Mykael Williams-Wolf has been homeless twice. He knows a lot about getting by on downtown Los Angeles's Skid Row: How to apply for job when you don't have an address, where to sleep if you want to be left alone, and - perhaps the biggest caper of all - how to get one of the limited number of apartments in the city set aside for the formerly homeless.
It took three years of waiting in lines, figuring out what demographic information to put on an application to maximize the chances of getting a slot, and eavesdropping on conversations between non-profit workers.
"I would tell people in the shelter, out on the streets, 'real talk, you’re competition,'" Williams-Wolf said as he hung out in the community room of LAMP, a homeless service provider that eventually helped him find an apartment.
The system for helping the homeless, many advocates say, is a mess.
"Really, survival of the fittest," said Christine Margiotta, vice president of community impact for the United Way in Los Angeles, who's working on the homeless efforts there.
"If a homeless person was able bodied and willing to stand in line in many cases for a day or two, they were able to literally fight their way to the front of that line and win their way into that housing,” she said.
Until now, while most receive government funding, the nonprofit groups that help the homeless have all been independent entities, with their own application systems and targeted populations. That's changing.

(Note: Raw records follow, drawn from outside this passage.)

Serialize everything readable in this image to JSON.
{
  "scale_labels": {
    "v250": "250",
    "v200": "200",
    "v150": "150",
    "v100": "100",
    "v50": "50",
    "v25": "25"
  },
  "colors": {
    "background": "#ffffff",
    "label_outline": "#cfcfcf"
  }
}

Margiotta is part of an effort working to uniting and coordinating all homeless service providers - from arts programs, to shelters, to housing developments - under one database. The system, called "coordinated entry" calls for each provider to administer the same survey to any homeless person they come across. That individual gets an assigned number, and ideally, they're matched to a provider that specifically targets their needs.
It's meant to end the common experience of having to walk in to 50 different places before finding the right kind of help.
"Coordinated entry is designed to be a no wrong door approach for anyone who’s homeless to access permanent housing," Margiotta said.
Rather than a free-for-all, coordinated entry prioritizes the neediest individuals, who have little ability to fend for themselves.
"Because those who have been on the streets for decades and haven’t been waiting in line or fighting to get into housing, they are the most likely to die on the streets if we don’t intervene," Margiotta said.
Coordinated entry started as a pilot on Skid Row in 2013 and it's catching on. The Los Angeles City Council recently voted to require any homeless housing provider that receives city funds to opt into the system. Los Angeles County has adopted the same policy.
But Ryan Navales of the Midnight Mission doesn't agree with the priority of housing the most desperate.
"Who determines who’s more needy," he asked, "and who can be more successful if given the resources?”
Novales says coordinated entry ignores the population that his group serves the most—people who just need a little boost to get out of homelessness.
“There’s no new government money being created" along with those new priorities, Navales said. So the shift means someone will lose out.
Take the recent investment in ending veterans homelessness since President Obama pledged to house homeless veterans by the end of the year, he said.
"As we direct our attention toward veteran homelessness - which I have a nephew who served in Iraq and I understand that - but you're pulling that money from somewhere else,” Navales said.